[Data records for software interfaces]
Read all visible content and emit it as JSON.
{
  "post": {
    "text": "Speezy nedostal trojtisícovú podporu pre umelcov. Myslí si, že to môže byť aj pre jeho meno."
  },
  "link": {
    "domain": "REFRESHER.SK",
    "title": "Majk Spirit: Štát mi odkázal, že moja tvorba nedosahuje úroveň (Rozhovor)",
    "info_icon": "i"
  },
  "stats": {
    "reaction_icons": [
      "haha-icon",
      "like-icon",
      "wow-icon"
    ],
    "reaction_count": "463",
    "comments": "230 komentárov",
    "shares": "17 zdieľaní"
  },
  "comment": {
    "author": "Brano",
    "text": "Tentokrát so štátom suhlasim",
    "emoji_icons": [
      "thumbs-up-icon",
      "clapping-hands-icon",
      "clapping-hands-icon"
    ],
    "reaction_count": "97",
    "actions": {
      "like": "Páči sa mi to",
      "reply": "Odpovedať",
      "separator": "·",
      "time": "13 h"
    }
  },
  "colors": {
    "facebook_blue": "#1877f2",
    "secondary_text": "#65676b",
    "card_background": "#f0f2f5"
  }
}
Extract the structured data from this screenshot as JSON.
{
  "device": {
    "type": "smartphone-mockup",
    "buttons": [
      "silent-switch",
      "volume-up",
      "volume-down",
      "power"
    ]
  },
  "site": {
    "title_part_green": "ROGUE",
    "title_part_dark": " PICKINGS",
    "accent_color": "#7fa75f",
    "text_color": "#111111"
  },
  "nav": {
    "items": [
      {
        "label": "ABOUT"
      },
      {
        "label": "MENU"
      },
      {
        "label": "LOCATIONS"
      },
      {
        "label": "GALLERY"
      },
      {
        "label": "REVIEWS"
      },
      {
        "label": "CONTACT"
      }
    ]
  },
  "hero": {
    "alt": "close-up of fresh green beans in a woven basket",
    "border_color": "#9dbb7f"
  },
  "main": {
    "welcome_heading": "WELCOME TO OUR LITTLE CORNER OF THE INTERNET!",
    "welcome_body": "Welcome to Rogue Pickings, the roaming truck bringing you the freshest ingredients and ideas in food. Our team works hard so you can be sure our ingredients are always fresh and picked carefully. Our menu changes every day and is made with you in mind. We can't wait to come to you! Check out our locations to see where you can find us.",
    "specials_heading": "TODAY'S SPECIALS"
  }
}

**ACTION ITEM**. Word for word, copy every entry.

**WRITTEN ANSWER**.
Read all visible content and emit it as JSON.
{
  "post": {
    "text": "Speezy nedostal trojtisícovú podporu pre umelcov. Myslí si, že to môže byť aj pre jeho meno."
  },
  "link": {
    "domain": "REFRESHER.SK",
    "title": "Majk Spirit: Štát mi odkázal, že moja tvorba nedosahuje úroveň (Rozhovor)",
    "info_icon": "i"
  },
  "stats": {
    "reaction_icons": [
      "haha-icon",
      "like-icon",
      "wow-icon"
    ],
    "reaction_count": "463",
    "comments": "230 komentárov",
    "shares": "17 zdieľaní"
  },
  "comment": {
    "author": "Brano",
    "text": "Tentokrát so štátom suhlasim",
    "emoji_icons": [
      "thumbs-up-icon",
      "clapping-hands-icon",
      "clapping-hands-icon"
    ],
    "reaction_count": "97",
    "actions": {
      "like": "Páči sa mi to",
      "reply": "Odpovedať",
      "separator": "·",
      "time": "13 h"
    }
  },
  "colors": {
    "facebook_blue": "#1877f2",
    "secondary_text": "#65676b",
    "card_background": "#f0f2f5"
  }
}
Extract the structured data from this screenshot as JSON.
{
  "device": {
    "type": "smartphone-mockup",
    "buttons": [
      "silent-switch",
      "volume-up",
      "volume-down",
      "power"
    ]
  },
  "site": {
    "title_part_green": "ROGUE",
    "title_part_dark": " PICKINGS",
    "accent_color": "#7fa75f",
    "text_color": "#111111"
  },
  "nav": {
    "items": [
      {
        "label": "ABOUT"
      },
      {
        "label": "MENU"
      },
      {
        "label": "LOCATIONS"
      },
      {
        "label": "GALLERY"
      },
      {
        "label": "REVIEWS"
      },
      {
        "label": "CONTACT"
      }
    ]
  },
  "hero": {
    "alt": "close-up of fresh green beans in a woven basket",
    "border_color": "#9dbb7f"
  },
  "main": {
    "welcome_heading": "WELCOME TO OUR LITTLE CORNER OF THE INTERNET!",
    "welcome_body": "Welcome to Rogue Pickings, the roaming truck bringing you the freshest ingredients and ideas in food. Our team works hard so you can be sure our ingredients are always fresh and picked carefully. Our menu changes every day and is made with you in mind. We can't wait to come to you! Check out our locations to see where you can find us.",
    "specials_heading": "TODAY'S SPECIALS"
  }
}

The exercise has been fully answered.